There are many routes to the summit and each has its selling points. What route you choose will be based on your preferences and additional research should be on your to do list. That said, the following is a list of the trails most commonly used in order of public preference.

From the East (Access from AMC’s Pinkham Notch Visitor Center, distances are round trip):
Starting from here means ample free parking, an outfitter store, trail information, lodging, dining and is served by the Mount Washington Auto Road Hiker Shuttle (more on that later)

  • Tuckerman Ravine Trail (Tuck or Tux trail) 8.4 miles
  • Tuckerman-Lion Head – 8.2 miles
  • Boott Spur Trail – 10.8 miles
  • Huntington Ravine Trail (the most difficult regular hiking trail on Mt. Washington) to Alpine Garden, Nelson Crag Trail – 8.6 miles

From the West (Access from Base Station Road):

  • Ammonoosuc Ravine Trail/Crawford Path – 9 miles
  • Jewell Trail/Gulfside trail – 10.2 Miles

End to end (about equal in popularity):

  • From the North – Gulfside Trail. When the huts are operating, some hikers choose to spend a night with the AMC at Madison Hut and hike to Mount Washington over two days This offers the opportunity to visit the other summits of the Northern Presidentials; Mt. Madison, Mt. Adams, Mt. Jefferson. From Madison Hut, the hike is 6.0 miles. If one wants to avoid the overnight stay at the hut, the distance from US Route 2 to Madison Hut is an additional 3.8 miles making the one day total nearly 10 miles one way from the Appalachia Trailhead in Randolph.
  • From the South – Crawford Path (from AMC Highland Center) – 8.5 miles one way

These listed trails are not all of the possibilities but are the routes most commonly used. Distances are taken from the ultimate reference, The AMC White Mountain Guide, which is updated every 3-4 years. (Note that elevation gained is approximately 4000’ from any of the listed trailheads, although a bit less from the higher trailheads on the western side of the mountain.)


“Ah, whatever…” you might say. There’s a road and a million people there. “I’ll just get a ride down if the weather is bad”. Sure, you could do that. The Mount Washington Auto Road offers a Hiker Shuttle from the summit to the base making a one way hike a real possibility.
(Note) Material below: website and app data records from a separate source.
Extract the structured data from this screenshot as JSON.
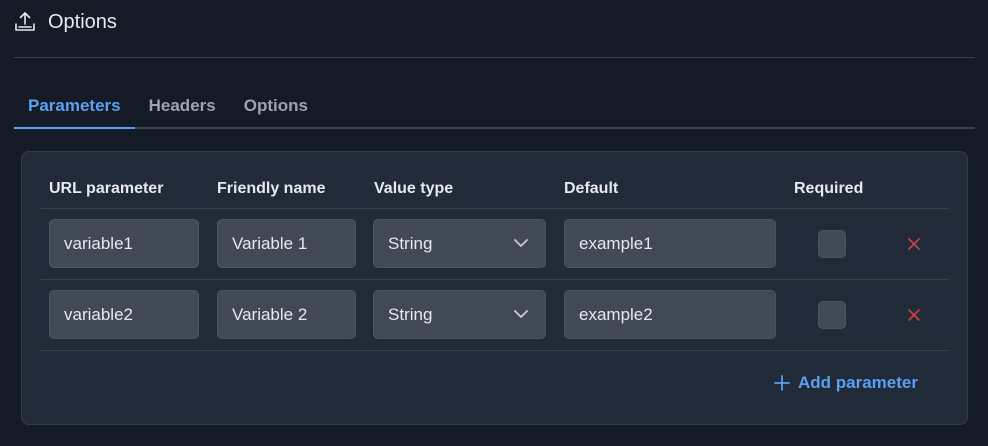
{
  "header": {
    "title": "Options",
    "icon": "upload-icon"
  },
  "tabs": [
    {
      "label": "Parameters",
      "active": true
    },
    {
      "label": "Headers",
      "active": false
    },
    {
      "label": "Options",
      "active": false
    }
  ],
  "table": {
    "columns": [
      "URL parameter",
      "Friendly name",
      "Value type",
      "Default",
      "Required"
    ],
    "rows": [
      {
        "url_parameter": "variable1",
        "friendly_name": "Variable 1",
        "value_type": "String",
        "default": "example1",
        "required": false
      },
      {
        "url_parameter": "variable2",
        "friendly_name": "Variable 2",
        "value_type": "String",
        "default": "example2",
        "required": false
      }
    ]
  },
  "add_button": {
    "label": "Add parameter",
    "icon": "plus-icon"
  },
  "colors": {
    "accent": "#5b9ff2",
    "delete": "#d0403f",
    "background": "#141b27",
    "panel": "#202a38"
  }
}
However there are some things that can mess with this plan. Reservations are not accepted and passage on the shuttle strictly on a first come, first serve basis — the number of seats available is truly limited. Demand frequently exceeds supply and arriving at the summit looking for a ride down after noon could result in disappointment. Hitchhiking on the Mount Washington Auto Road is prohibited because it’s entirely possible that putting additional passengers in a vehicle could exceed the recommended safe load limit for that vehicle, resulting in brake issues and an accident. Lastly, if weather conditions require, (e.g., high winds, heavy rain), the road could close to all traffic meaning that a ride off the mountain, by any means, is not possible. Also, when available, a ride down has a price: the hiker shuttle prices are $50 per person before 4:00pm, and when offered, trips after 4:00pm cost $75 per person. Please visit our Hiker Shuttle page for operating dates and more.
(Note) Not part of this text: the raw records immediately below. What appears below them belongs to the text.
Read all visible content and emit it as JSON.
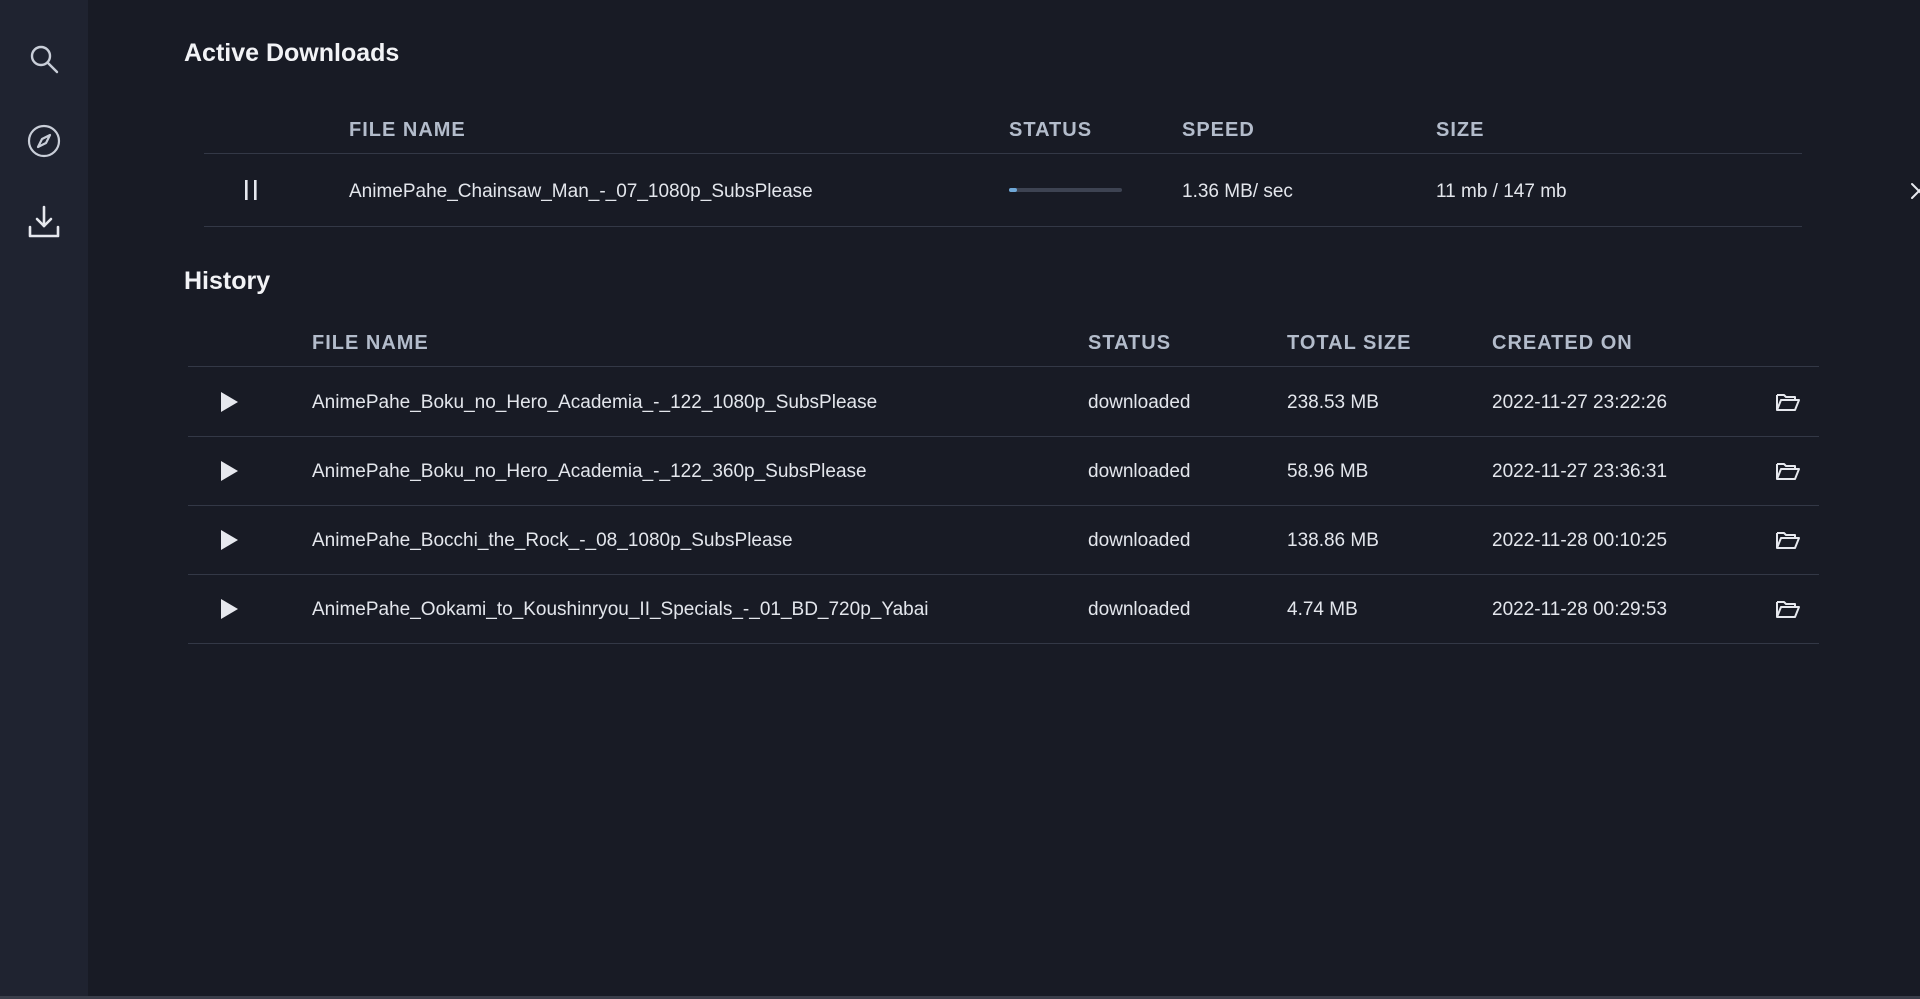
{
  "sidebar": {
    "items": [
      {
        "icon": "search-icon"
      },
      {
        "icon": "compass-icon"
      },
      {
        "icon": "download-icon"
      }
    ]
  },
  "active": {
    "title": "Active Downloads",
    "headers": {
      "file_name": "FILE NAME",
      "status": "STATUS",
      "speed": "SPEED",
      "size": "SIZE"
    },
    "rows": [
      {
        "file_name": "AnimePahe_Chainsaw_Man_-_07_1080p_SubsPlease",
        "progress": 0.075,
        "speed": "1.36 MB/ sec",
        "size": "11 mb / 147 mb"
      }
    ]
  },
  "history": {
    "title": "History",
    "headers": {
      "file_name": "FILE NAME",
      "status": "STATUS",
      "total_size": "TOTAL SIZE",
      "created_on": "CREATED ON"
    },
    "rows": [
      {
        "file_name": "AnimePahe_Boku_no_Hero_Academia_-_122_1080p_SubsPlease",
        "status": "downloaded",
        "total_size": "238.53 MB",
        "created_on": "2022-11-27 23:22:26"
      },
      {
        "file_name": "AnimePahe_Boku_no_Hero_Academia_-_122_360p_SubsPlease",
        "status": "downloaded",
        "total_size": "58.96 MB",
        "created_on": "2022-11-27 23:36:31"
      },
      {
        "file_name": "AnimePahe_Bocchi_the_Rock_-_08_1080p_SubsPlease",
        "status": "downloaded",
        "total_size": "138.86 MB",
        "created_on": "2022-11-28 00:10:25"
      },
      {
        "file_name": "AnimePahe_Ookami_to_Koushinryou_II_Specials_-_01_BD_720p_Yabai",
        "status": "downloaded",
        "total_size": "4.74 MB",
        "created_on": "2022-11-28 00:29:53"
      }
    ]
  },
  "colors": {
    "background": "#181b25",
    "sidebar": "#1f2330",
    "progress_fill": "#6fa8d8",
    "header_text": "#b3bccb"
  }
}
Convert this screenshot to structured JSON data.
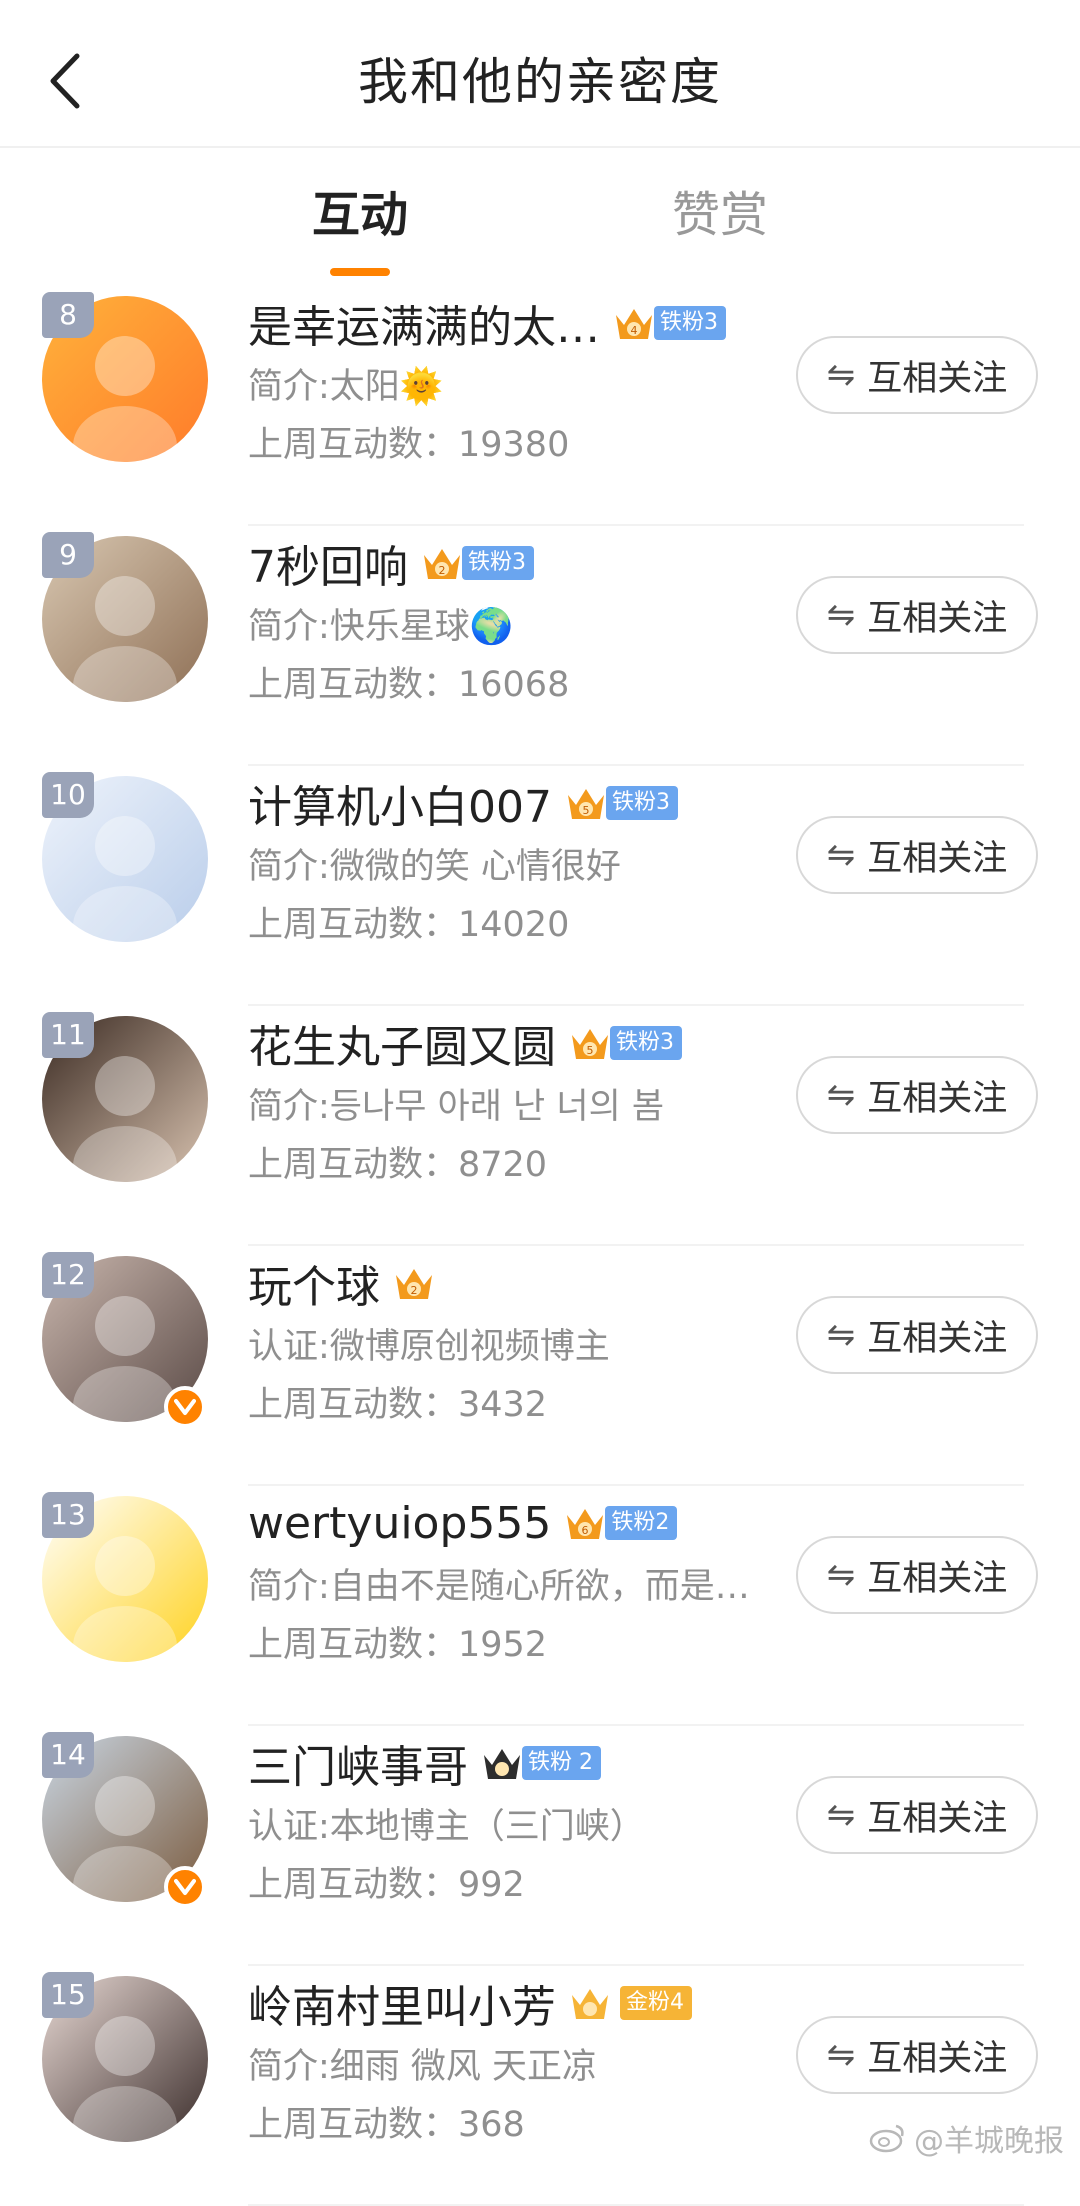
{
  "header": {
    "title": "我和他的亲密度"
  },
  "tabs": [
    {
      "label": "互动"
    },
    {
      "label": "赞赏"
    }
  ],
  "follow_label": "互相关注",
  "users": [
    {
      "rank": "8",
      "name": "是幸运满满的太…",
      "crown_level": "4",
      "crown_color": "#f39a1d",
      "fan_tag": "铁粉3",
      "fan_color": "#6aa5ef",
      "desc": "简介:太阳🌞",
      "count": "上周互动数：19380",
      "verified": false,
      "avatar_colors": [
        "#ffb23b",
        "#ff7b2a"
      ]
    },
    {
      "rank": "9",
      "name": "7秒回响",
      "crown_level": "2",
      "crown_color": "#f39a1d",
      "fan_tag": "铁粉3",
      "fan_color": "#6aa5ef",
      "desc": "简介:快乐星球🌍",
      "count": "上周互动数：16068",
      "verified": false,
      "avatar_colors": [
        "#d8c7b1",
        "#8e6f55"
      ]
    },
    {
      "rank": "10",
      "name": "计算机小白007",
      "crown_level": "5",
      "crown_color": "#f39a1d",
      "fan_tag": "铁粉3",
      "fan_color": "#6aa5ef",
      "desc": "简介:微微的笑 心情很好",
      "count": "上周互动数：14020",
      "verified": false,
      "avatar_colors": [
        "#eef3fb",
        "#b9cdea"
      ]
    },
    {
      "rank": "11",
      "name": "花生丸子圆又圆",
      "crown_level": "5",
      "crown_color": "#f39a1d",
      "fan_tag": "铁粉3",
      "fan_color": "#6aa5ef",
      "desc": "简介:등나무 아래 난 너의 봄",
      "count": "上周互动数：8720",
      "verified": false,
      "avatar_colors": [
        "#3a2a22",
        "#d9c3b0"
      ]
    },
    {
      "rank": "12",
      "name": "玩个球",
      "crown_level": "2",
      "crown_color": "#f39a1d",
      "fan_tag": "",
      "fan_color": "#6aa5ef",
      "desc": "认证:微博原创视频博主",
      "count": "上周互动数：3432",
      "verified": true,
      "avatar_colors": [
        "#c9b6ad",
        "#5a4a46"
      ]
    },
    {
      "rank": "13",
      "name": "wertyuiop555",
      "crown_level": "6",
      "crown_color": "#f39a1d",
      "fan_tag": "铁粉2",
      "fan_color": "#6aa5ef",
      "desc": "简介:自由不是随心所欲，而是…",
      "count": "上周互动数：1952",
      "verified": false,
      "avatar_colors": [
        "#ffffff",
        "#ffd21e"
      ]
    },
    {
      "rank": "14",
      "name": "三门峡事哥",
      "crown_level": "",
      "crown_color": "#2d2d2d",
      "fan_tag": "铁粉 2",
      "fan_color": "#6aa5ef",
      "desc": "认证:本地博主（三门峡）",
      "count": "上周互动数：992",
      "verified": true,
      "avatar_colors": [
        "#c9d6e3",
        "#7b5b3e"
      ]
    },
    {
      "rank": "15",
      "name": "岭南村里叫小芳",
      "crown_level": "",
      "crown_color": "#f6b436",
      "fan_tag": "金粉4",
      "fan_color": "#f6b436",
      "desc": "简介:细雨 微风 天正凉",
      "count": "上周互动数：368",
      "verified": false,
      "avatar_colors": [
        "#e8d9d4",
        "#3b2d2b"
      ]
    }
  ],
  "watermark": "@羊城晚报"
}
So there you have it.  Mount Washington is a truly special place.  A White Mountain and New Hampshire icon that all of us here at the Auto Road love and appreciate in all of its many moods. We wish you an experience that you will enjoy and long cherish and hope that this information helps to make it so. For additional information about hiking Mt. Washington, check with the experts at the Appalachian Mountain Club, or at the US Forest Service, Androscoggin District. You might also look to the Center for Outdoor Ethics and the principles of “Leave No Trace”. With proper preparation you should thoroughly enjoy your visit to Mt. Washington. We look forward to seeing you return to our home again and again.
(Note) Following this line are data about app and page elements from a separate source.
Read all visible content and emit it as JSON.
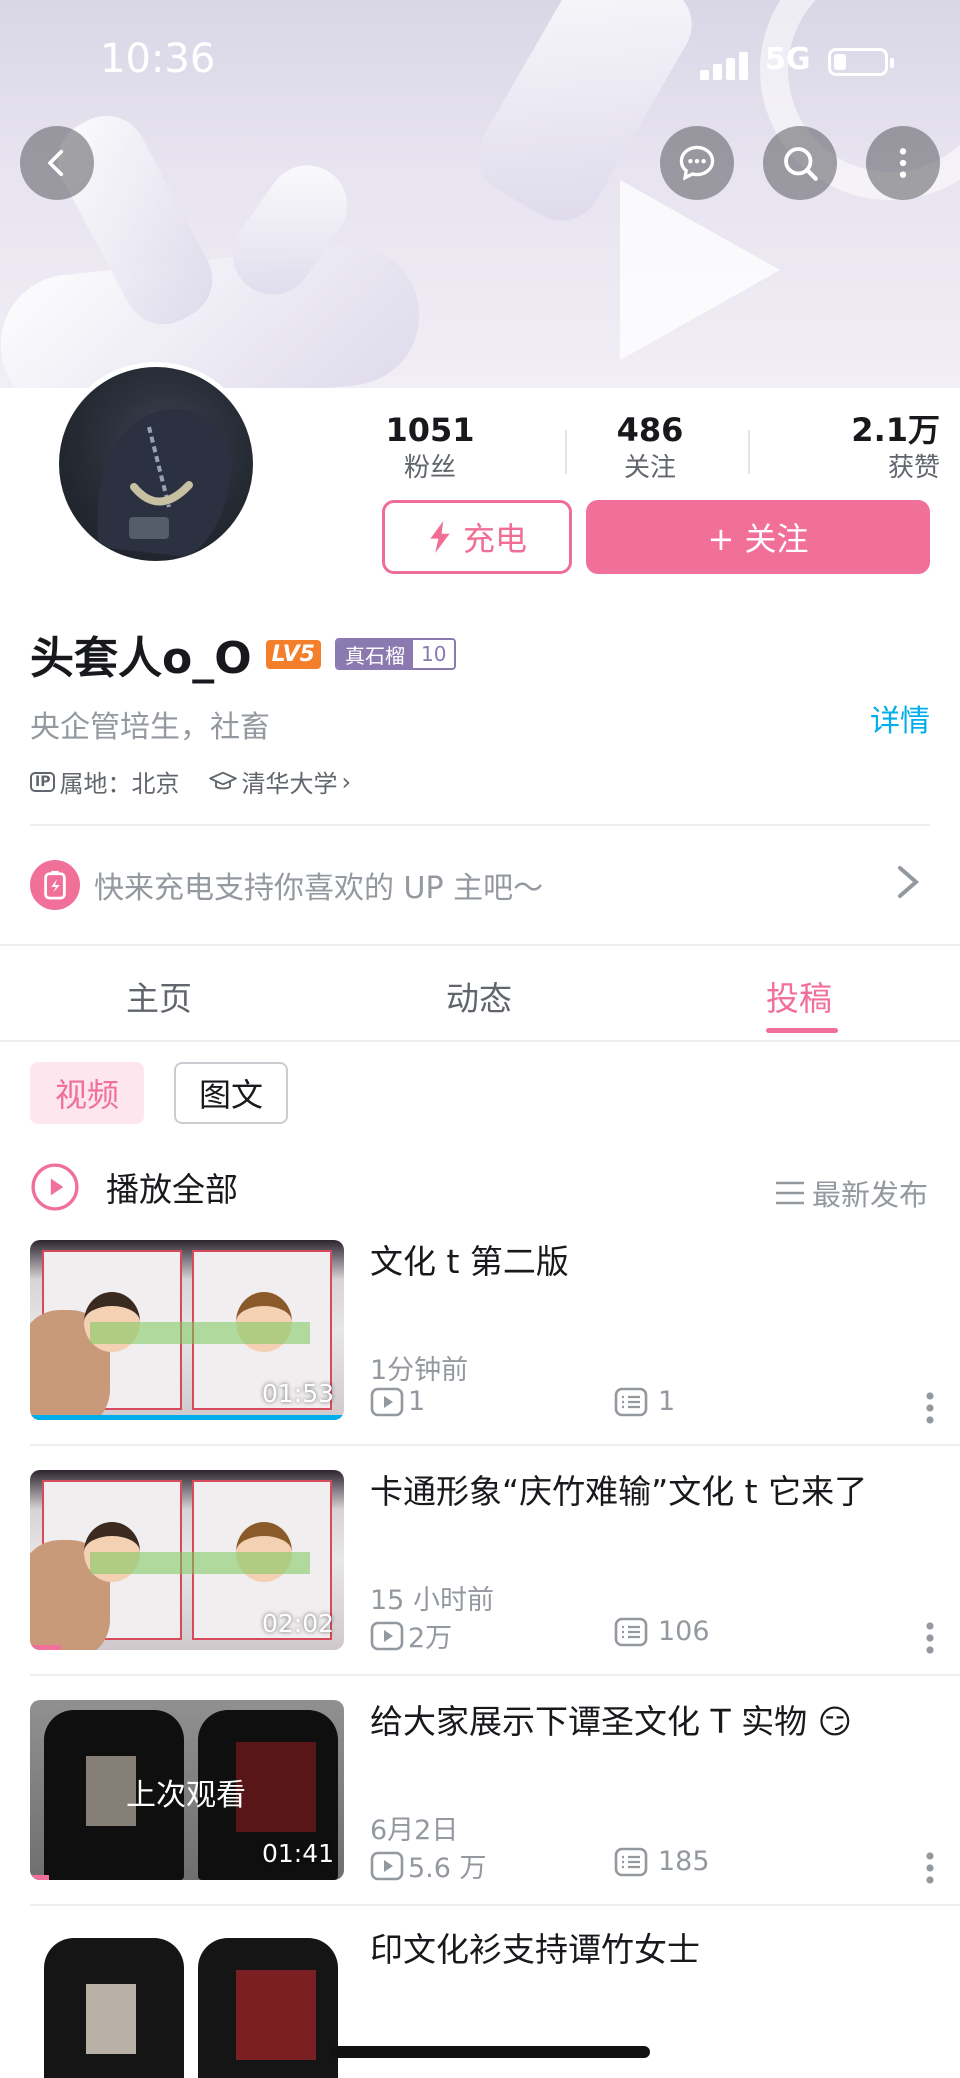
{
  "status_bar": {
    "time": "10:36",
    "network": "5G"
  },
  "header": {
    "back_icon": "chevron-left-icon",
    "message_icon": "chat-bubble-icon",
    "search_icon": "search-icon",
    "more_icon": "vertical-dots-icon"
  },
  "stats": [
    {
      "value": "1051",
      "label": "粉丝"
    },
    {
      "value": "486",
      "label": "关注"
    },
    {
      "value": "2.1万",
      "label": "获赞"
    }
  ],
  "buttons": {
    "charge": "充电",
    "follow": "+ 关注"
  },
  "profile": {
    "name": "头套人o_O",
    "level": "LV5",
    "medal_name": "真石榴",
    "medal_level": "10",
    "signature": "央企管培生，社畜",
    "detail_link": "详情",
    "ip_badge": "IP",
    "ip_location": "属地：北京",
    "school": "清华大学",
    "school_chevron": "›"
  },
  "charge_banner": {
    "text": "快来充电支持你喜欢的 UP 主吧～"
  },
  "tabs": [
    "主页",
    "动态",
    "投稿"
  ],
  "active_tab": 2,
  "filters": {
    "video": "视频",
    "image_text": "图文"
  },
  "list_header": {
    "play_all": "播放全部",
    "sort": "最新发布"
  },
  "videos": [
    {
      "title": "文化 t 第二版",
      "time": "1分钟前",
      "plays": "1",
      "comments": "1",
      "duration": "01:53",
      "watched_label": "",
      "progress": 1.0
    },
    {
      "title": "卡通形象“庆竹难输”文化 t 它来了",
      "time": "15 小时前",
      "plays": "2万",
      "comments": "106",
      "duration": "02:02",
      "watched_label": "",
      "progress": 0.1
    },
    {
      "title": "给大家展示下谭圣文化 T 实物 😏",
      "time": "6月2日",
      "plays": "5.6 万",
      "comments": "185",
      "duration": "01:41",
      "watched_label": "上次观看",
      "progress": 0.06
    },
    {
      "title": "印文化衫支持谭竹女士",
      "time": "",
      "plays": "",
      "comments": "",
      "duration": "",
      "watched_label": "",
      "progress": 0
    }
  ],
  "colors": {
    "accent": "#f07099",
    "link": "#00aeec",
    "level": "#f47f2b",
    "medal": "#8b7ab0"
  }
}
*NOTICE: Hikers who find themselves stranded on the summit after hours in severe weather and require outside assistance from Mt Washington State Park or NH Fish & Game personnel to provide shelter or transport services fall under NH RSA 206:26-bb and NH RSA 153-A:24 for negligent conduct and may be subject to prosecution and state fines.

Hiking information written and provided by Mike Micucci, who knew these mountains well.

If you have any questions, please call us at (603) 466-3988.